This guide is designed to help prospective researchers determine whether The Disabilities Trust is likely to be able to support and host their research project. Before making enquiries or submitting a formal application to engage in research within the Trust, please consider the following:

Type of collaboration

How would you describe the support you are seeking from the Trust?

Advertising for a project

We often receive requests from researchers to advertise their study to our stakeholders, staff and service users.

At this stage we are unable to advertise any studies other than those in which the Trust is a leader or a partner on the project.

Recruiting volunteers

Please consider the time required to review and obtain approval when planning your project:

Staff:

  • Projects that seek to recruit staff as participants usually require internal review by the Trust. This may include a full research ethics review.
  • Please clearly state and justify the amount of staff’s time required in your study proposal.

Service users

  • Projects that seek to recruit service users, their family or informal carers as participants are likely to require Health Research Authority approval, ethics review by other institutions (e. g. University) and full research ethics review by The Disabilities Trust.
  • Consider the inclusion and exclusion criteria for your study and whether these are consistent with the clinical profile of people served.

Adults or children:

  • Physical disabilities: We provide support for adults with complex and high dependency needs. These specialist services support people with physical disabilities including cerebral palsy, muscular dystrophy, spina bifida, arthritis, stroke, multiple sclerosis and disabilities resulting from accidents (e. g. spinal cord injury).
  • Autism:We provide a range of specialist education, housing and support services for people with autism spectrum disorders and learning disabilities. Heathermount School provides education for children and young people aged 5-19 years old. All our other autism services are for those aged 18+. Many of the individuals we support have complex needs that might challenge alternative services.
  • Brain injury:The annual outcome reports for our adult brain injury rehabilitation services detail the demographic and clinical characteristics of the people we serve.
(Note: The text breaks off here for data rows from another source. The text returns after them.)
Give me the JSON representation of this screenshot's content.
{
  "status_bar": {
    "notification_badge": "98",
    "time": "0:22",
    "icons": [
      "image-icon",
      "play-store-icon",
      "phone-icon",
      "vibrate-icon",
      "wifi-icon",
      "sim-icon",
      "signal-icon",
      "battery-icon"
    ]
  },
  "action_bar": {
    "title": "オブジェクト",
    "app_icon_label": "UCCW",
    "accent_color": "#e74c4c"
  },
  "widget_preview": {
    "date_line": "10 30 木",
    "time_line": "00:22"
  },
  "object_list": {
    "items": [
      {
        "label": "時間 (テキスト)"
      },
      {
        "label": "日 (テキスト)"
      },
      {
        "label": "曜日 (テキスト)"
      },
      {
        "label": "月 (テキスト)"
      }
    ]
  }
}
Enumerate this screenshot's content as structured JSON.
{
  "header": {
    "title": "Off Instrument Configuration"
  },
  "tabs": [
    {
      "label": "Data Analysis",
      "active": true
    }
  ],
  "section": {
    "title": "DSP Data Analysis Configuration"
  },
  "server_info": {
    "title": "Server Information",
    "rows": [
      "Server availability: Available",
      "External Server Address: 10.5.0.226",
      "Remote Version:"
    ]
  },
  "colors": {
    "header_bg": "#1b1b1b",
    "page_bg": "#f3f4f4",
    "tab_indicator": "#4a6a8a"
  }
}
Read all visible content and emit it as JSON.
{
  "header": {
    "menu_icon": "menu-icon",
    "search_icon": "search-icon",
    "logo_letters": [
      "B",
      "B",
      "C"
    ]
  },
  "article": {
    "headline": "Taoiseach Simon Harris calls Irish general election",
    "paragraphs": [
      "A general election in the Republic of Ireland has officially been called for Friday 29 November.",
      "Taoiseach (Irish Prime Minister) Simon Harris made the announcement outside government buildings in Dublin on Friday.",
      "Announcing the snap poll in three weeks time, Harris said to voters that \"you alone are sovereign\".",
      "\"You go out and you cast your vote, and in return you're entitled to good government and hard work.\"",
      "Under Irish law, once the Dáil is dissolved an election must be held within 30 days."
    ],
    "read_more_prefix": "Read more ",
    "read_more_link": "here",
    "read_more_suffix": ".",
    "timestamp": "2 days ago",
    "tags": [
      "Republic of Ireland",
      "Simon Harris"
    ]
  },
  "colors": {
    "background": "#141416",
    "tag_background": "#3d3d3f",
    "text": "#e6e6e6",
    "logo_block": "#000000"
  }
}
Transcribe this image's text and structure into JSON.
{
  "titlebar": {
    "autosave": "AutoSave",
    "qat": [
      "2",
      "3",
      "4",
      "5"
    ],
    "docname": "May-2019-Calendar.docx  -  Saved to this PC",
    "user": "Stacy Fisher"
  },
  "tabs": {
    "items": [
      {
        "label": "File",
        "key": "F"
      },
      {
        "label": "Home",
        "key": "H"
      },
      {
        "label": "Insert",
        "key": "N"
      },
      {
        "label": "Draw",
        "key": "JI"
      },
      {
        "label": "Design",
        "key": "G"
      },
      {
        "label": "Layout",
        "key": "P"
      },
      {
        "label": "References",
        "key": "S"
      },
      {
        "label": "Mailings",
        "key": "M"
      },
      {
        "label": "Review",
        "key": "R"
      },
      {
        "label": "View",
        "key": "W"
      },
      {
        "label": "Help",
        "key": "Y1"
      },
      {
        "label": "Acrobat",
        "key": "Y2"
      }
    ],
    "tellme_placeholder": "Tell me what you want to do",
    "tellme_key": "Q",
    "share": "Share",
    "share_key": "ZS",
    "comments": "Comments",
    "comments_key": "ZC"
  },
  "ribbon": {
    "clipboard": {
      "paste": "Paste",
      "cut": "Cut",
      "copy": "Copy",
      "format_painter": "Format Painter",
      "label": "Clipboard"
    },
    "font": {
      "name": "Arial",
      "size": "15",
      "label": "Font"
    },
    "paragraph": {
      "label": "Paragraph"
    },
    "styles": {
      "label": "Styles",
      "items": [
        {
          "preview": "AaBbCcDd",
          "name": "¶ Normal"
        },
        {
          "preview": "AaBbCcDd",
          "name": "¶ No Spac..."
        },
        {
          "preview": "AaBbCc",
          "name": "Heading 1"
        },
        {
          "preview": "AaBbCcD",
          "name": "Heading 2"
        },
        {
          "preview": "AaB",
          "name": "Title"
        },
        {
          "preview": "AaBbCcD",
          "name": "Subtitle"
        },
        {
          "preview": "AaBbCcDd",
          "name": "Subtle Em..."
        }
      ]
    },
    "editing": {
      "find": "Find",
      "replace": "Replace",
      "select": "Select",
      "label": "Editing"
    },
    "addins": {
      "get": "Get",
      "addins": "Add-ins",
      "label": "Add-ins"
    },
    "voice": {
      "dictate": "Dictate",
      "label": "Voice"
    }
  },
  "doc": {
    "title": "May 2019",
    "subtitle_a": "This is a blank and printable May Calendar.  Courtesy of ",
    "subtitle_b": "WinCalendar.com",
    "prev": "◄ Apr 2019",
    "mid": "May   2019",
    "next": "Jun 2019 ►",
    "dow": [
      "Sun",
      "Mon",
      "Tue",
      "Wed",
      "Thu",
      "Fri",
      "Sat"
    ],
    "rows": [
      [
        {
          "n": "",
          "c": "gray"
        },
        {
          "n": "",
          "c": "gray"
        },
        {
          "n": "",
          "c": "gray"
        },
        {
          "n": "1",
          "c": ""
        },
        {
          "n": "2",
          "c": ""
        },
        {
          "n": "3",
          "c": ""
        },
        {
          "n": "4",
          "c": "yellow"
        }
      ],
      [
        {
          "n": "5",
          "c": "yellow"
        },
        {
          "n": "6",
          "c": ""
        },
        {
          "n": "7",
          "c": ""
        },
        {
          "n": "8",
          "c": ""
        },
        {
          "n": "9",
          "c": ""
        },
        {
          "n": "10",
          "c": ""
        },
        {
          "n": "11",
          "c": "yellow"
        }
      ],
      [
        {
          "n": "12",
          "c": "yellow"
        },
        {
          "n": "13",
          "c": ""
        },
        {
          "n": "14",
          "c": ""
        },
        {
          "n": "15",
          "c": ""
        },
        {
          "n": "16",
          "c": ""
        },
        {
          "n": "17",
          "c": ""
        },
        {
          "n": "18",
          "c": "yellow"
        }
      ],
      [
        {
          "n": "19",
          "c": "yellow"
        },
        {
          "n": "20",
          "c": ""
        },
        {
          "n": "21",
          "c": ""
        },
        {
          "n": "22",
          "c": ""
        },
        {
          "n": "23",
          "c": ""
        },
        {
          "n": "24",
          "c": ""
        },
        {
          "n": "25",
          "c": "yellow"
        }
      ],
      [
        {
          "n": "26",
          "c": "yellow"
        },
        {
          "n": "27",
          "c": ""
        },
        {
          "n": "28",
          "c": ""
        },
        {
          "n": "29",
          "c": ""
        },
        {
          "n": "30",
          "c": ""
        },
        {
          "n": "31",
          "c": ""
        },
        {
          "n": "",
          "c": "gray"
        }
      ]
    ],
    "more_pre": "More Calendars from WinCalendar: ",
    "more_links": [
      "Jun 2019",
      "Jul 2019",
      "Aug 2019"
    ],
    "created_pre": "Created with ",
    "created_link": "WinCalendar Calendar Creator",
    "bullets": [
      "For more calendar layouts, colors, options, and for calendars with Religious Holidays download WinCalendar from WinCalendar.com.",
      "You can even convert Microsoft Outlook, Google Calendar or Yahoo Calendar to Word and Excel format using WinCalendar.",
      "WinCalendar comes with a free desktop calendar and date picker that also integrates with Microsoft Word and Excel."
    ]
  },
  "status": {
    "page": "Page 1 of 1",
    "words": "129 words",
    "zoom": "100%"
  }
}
All service users:
    • Have moderate to severe brain injury.
    • Are in the post-acute stage of recovery (median time since injury = 7 months).

Impact to service delivery:

  • All of our service users are receiving active rehabilitation or support, thus the least time taken away from participation in their programme, the better. If your study protocol requires a lot of service users’ time, it may not be feasible for us to implement it in our services.

York House Service user Patricia posing with goggles that show visual impairment

  • In addition, many of our service users may present with fatigue, lack of self-awareness or have communication difficulties. This should be considered when preparing materials and developing the study procedure. The content of the materials should take into account the stage of recovery of the potential volunteers. The risk of distress associated with approaching certain topics may be more significant in the client group you are hoping to recruit than in other populations (e. g. university students).
  • Researchers would be asked to reimburse services for any costs resulting from staff involvement, either as participants or to support service users taking part (for example, if a staff member were needed to accompany a service user throughout a study session, a replacement may be required to maintain the appropriate level of staffing).
  • If you are considering submitting an application, we encourage you to contact our research team as soon as possible. This will help you ensure that your study design is feasible to implement in our services

Funding

The Disabilities Trust is not a grant giving institution. However, if you believe your study is in line with our research programme, we may be able to contribute to a collaborative project. Please note that researchers are responsible for all extra costs incurred by the Trust from hosting a research project, such as those arising from arranging cover staff.

Other research collaborations or projects

If you have an idea that is consistent with the Disabilities Trust’s research priorities, and have taken into account this initial guidance, please email the Trust’s Research Fellow, Dr Sara da Silva Ramos, to discuss your plans.